THERE was an attempted coup in Guinea-Bissau on February 1, according to the Economic Community for West African States (ECOWAS). Gunfire was reported as a cabinet meeting took place at the presidential mansion, but President Embalo Sissoco later confirmed his own wellbeing. This unrest has occurred after a divisive cabinet reshuffle that Embalo made last week in a turf war with Prime Minister Nuno Gomes Nabiam. However, recent coup trends in the region also provide a backdrop. Continued tensions may trigger shocks that could disrupt the electoral roadmap and further limit government effectiveness.
Significance – Embalo and coalition
Embalo was forewarned when he replaced four ministers on 26 January without conferring with his party MADEM-G15 and its coalition partners APU-PDGB to which Prime Minister Nabiam belongs.

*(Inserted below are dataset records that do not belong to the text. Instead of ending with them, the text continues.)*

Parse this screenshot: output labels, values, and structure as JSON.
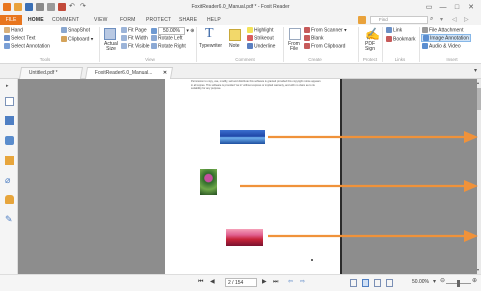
{
  "window": {
    "title": "FoxitReader6.0_Manual.pdf * - Foxit Reader",
    "controls": [
      "▭",
      "—",
      "□",
      "✕"
    ]
  },
  "menu": {
    "file": "FILE",
    "items": [
      "HOME",
      "COMMENT",
      "VIEW",
      "FORM",
      "PROTECT",
      "SHARE",
      "HELP"
    ],
    "active": "HOME",
    "find_placeholder": "Find"
  },
  "ribbon": {
    "tools_group": {
      "hand": "Hand",
      "select_text": "Select Text",
      "select_annotation": "Select Annotation",
      "snapshot": "SnapShot",
      "clipboard": "Clipboard",
      "label": "Tools"
    },
    "view_group": {
      "actual_size": "Actual Size",
      "fit_page": "Fit Page",
      "fit_width": "Fit Width",
      "fit_visible": "Fit Visible",
      "zoom_value": "50.00%",
      "rotate_left": "Rotate Left",
      "rotate_right": "Rotate Right",
      "label": "View"
    },
    "comment_group": {
      "typewriter": "Typewriter",
      "note": "Note",
      "highlight": "Highlight",
      "strikeout": "Strikeout",
      "underline": "Underline",
      "label": "Comment"
    },
    "create_group": {
      "from_file": "From File",
      "from_scanner": "From Scanner",
      "blank": "Blank",
      "from_clipboard": "From Clipboard",
      "label": "Create"
    },
    "protect_group": {
      "pdf_sign": "PDF Sign",
      "label": "Protect"
    },
    "links_group": {
      "link": "Link",
      "bookmark": "Bookmark",
      "label": "Links"
    },
    "insert_group": {
      "file_attachment": "File Attachment",
      "image_annotation": "Image Annotation",
      "audio_video": "Audio & Video",
      "label": "Insert"
    }
  },
  "tabs": [
    {
      "label": "Untitled.pdf *"
    },
    {
      "label": "FoxitReader6.0_Manual..."
    }
  ],
  "document": {
    "text": "Permission to copy, use, modify, sell and distribute this software is granted provided this copyright notice appears in all copies. This software is provided \"as is\" without express or implied warranty, and with no claim as to its suitability for any purpose."
  },
  "status": {
    "page_box": "2 / 154",
    "zoom": "50.00%"
  },
  "colors": {
    "accent": "#e8761f",
    "arrow": "#f0923a",
    "doc_background": "#8d8d8d"
  }
}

The APU-PDGB said it would hold the president responsible for ‘future consequences’ of his decision.
Similar decisions have stoked political tension and weakened government cohesion since Embalo assumed office in February 2020. For example, he appeared to sideline Nabiam last August by appointing an unpopular deputy prime minister whose appointment not only strained the ruling coalition but also splintered the president’s own party MADEM-G15. However, he was unable to remove Nabiam because of the army’s support for the prime minister.

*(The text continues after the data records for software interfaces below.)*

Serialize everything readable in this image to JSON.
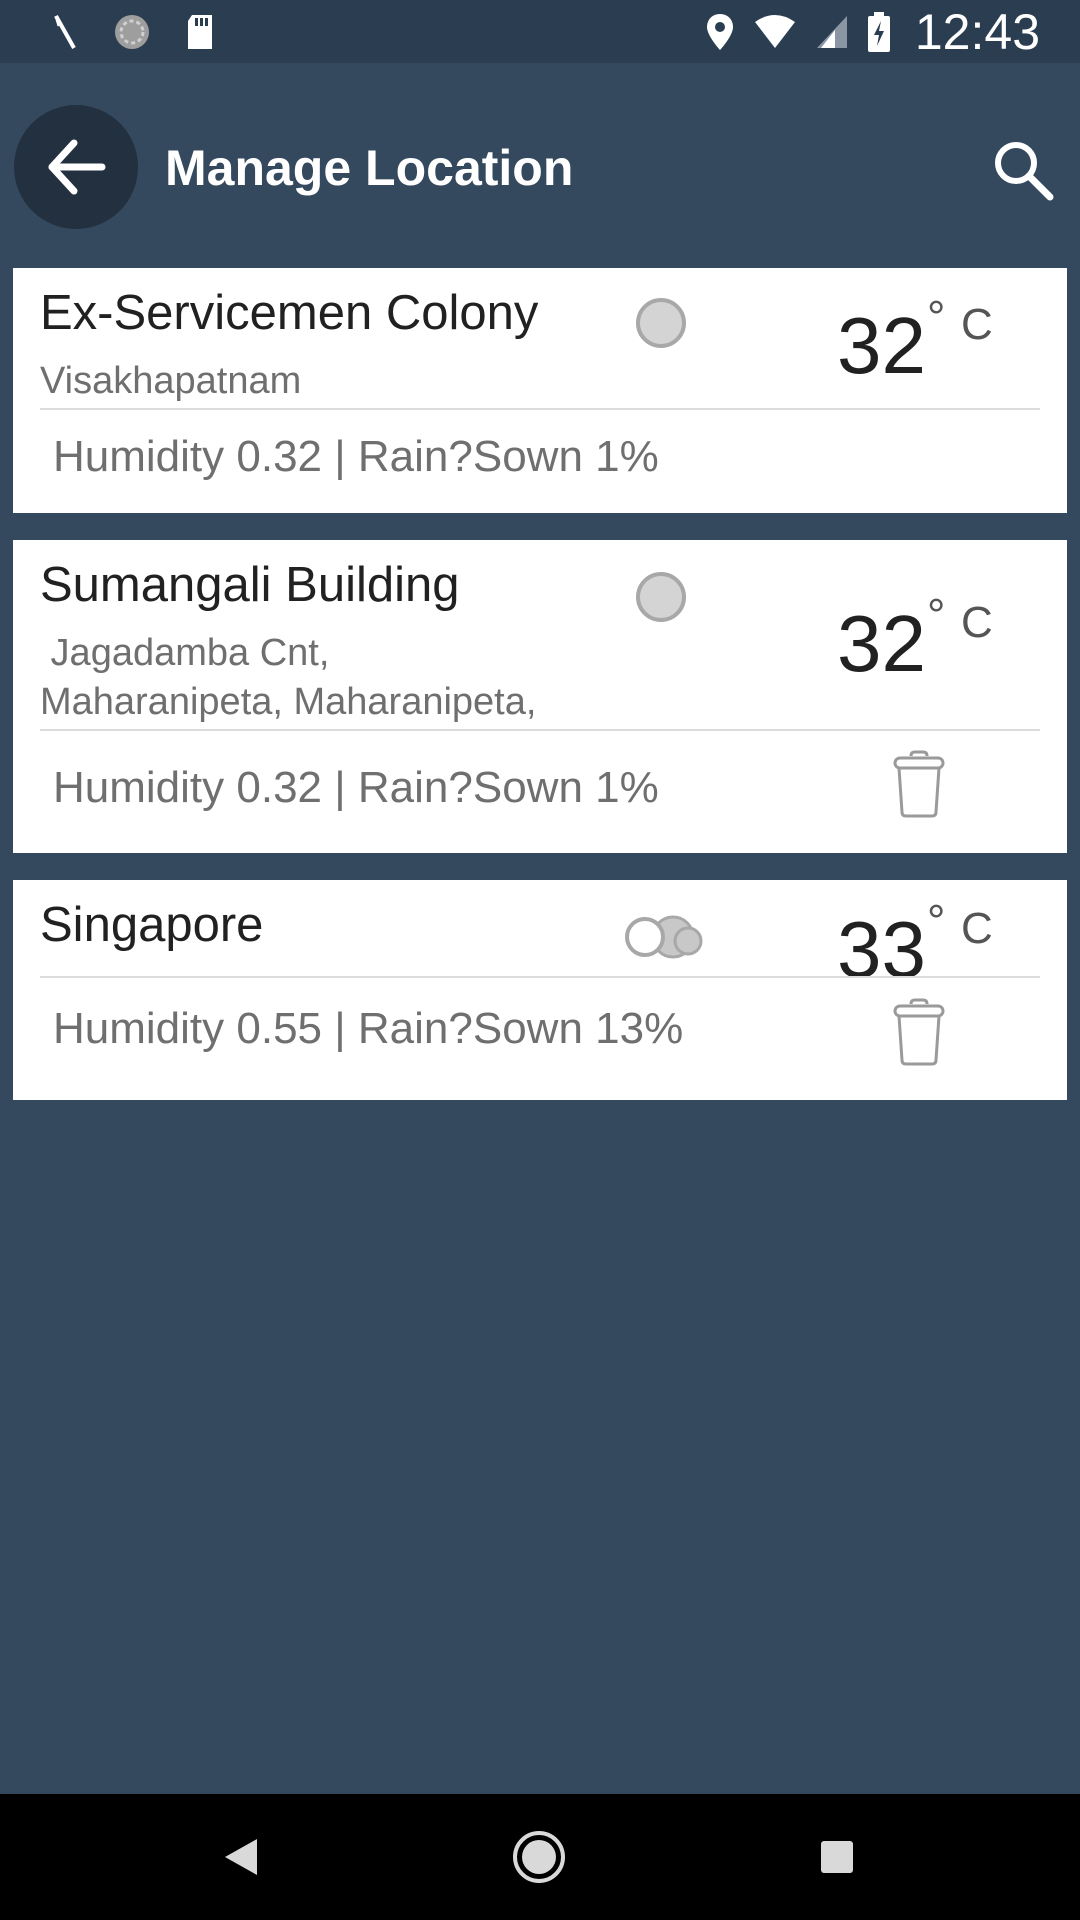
{
  "status_bar": {
    "time": "12:43",
    "left_icons": [
      "debug-icon",
      "sync-icon",
      "sd-card-icon"
    ],
    "right_icons": [
      "location-icon",
      "wifi-icon",
      "signal-icon",
      "battery-charging-icon"
    ]
  },
  "toolbar": {
    "title": "Manage Location",
    "back_icon": "arrow-back-icon",
    "search_icon": "search-icon"
  },
  "locations": [
    {
      "name": "Ex-Servicemen Colony",
      "address_lines": [
        "Visakhapatnam"
      ],
      "weather_icon": "clear-icon",
      "temperature": "32",
      "degree_symbol": "°",
      "unit": "C",
      "details": "Humidity 0.32 | Rain?Sown 1%",
      "deletable": false
    },
    {
      "name": "Sumangali Building",
      "address_lines": [
        " Jagadamba Cnt,",
        "Maharanipeta, Maharanipeta,"
      ],
      "weather_icon": "clear-icon",
      "temperature": "32",
      "degree_symbol": "°",
      "unit": "C",
      "details": "Humidity 0.32 | Rain?Sown 1%",
      "deletable": true
    },
    {
      "name": "Singapore",
      "address_lines": [],
      "weather_icon": "cloudy-icon",
      "temperature": "33",
      "degree_symbol": "°",
      "unit": "C",
      "details": "Humidity 0.55 | Rain?Sown 13%",
      "deletable": true
    }
  ],
  "nav_bar": {
    "buttons": [
      "back-triangle-icon",
      "home-circle-icon",
      "recents-square-icon"
    ]
  },
  "colors": {
    "background": "#34495e",
    "status_bar": "#2b3d50",
    "card": "#ffffff",
    "primary_text": "#212121",
    "secondary_text": "#6f6f6f"
  }
}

Now, the latest unrest signifies more political instability ahead of legislative elections in 2023 when Embalo and his fractured coalition will face the opposition PAIGC. This party is the largest in the country and presently has the most seats in parliament. Embalo has already drawn a battle line by (a) trying to amend the constitution to strengthen the president’s powers in relation to the prime minister’s and by (b) proclaiming that he will not name the PAIGC leader Domingos Pereira as prime minister if the PAIGC wins the elections. The constitution requires the president to appoint a prime minister based on the outcome of legislative elections.
Outlook – Fragility
The IMF projects that Guinea Bissau’s GDP will grow by 4 percent this year from an estimated 1.5 percent in 2020 as the government rationalises its wage bill and broadens the tax base. However, political instability continues to be a major source of risk driven by divisions among key stakeholders, and this week’s coup attempt demonstrates uncertainties on the electoral roadmap for the 2023 legislative elections and the 2024 presidential election.
Embalo’s leadership will be increasingly challenged from within the ruling coalition this year, and the constituents will struggle to regroup without adequate conciliatory measures. These tensions will continue to stymie government effectiveness in a fragile democratic system where only one president has completed a full term since independence.
Adedayo Ademuwagun, is a Consultant at Songhai Advisory, an African-owned and managed firm delivering local knowledge supporting transformative and sustainable strategic decision-making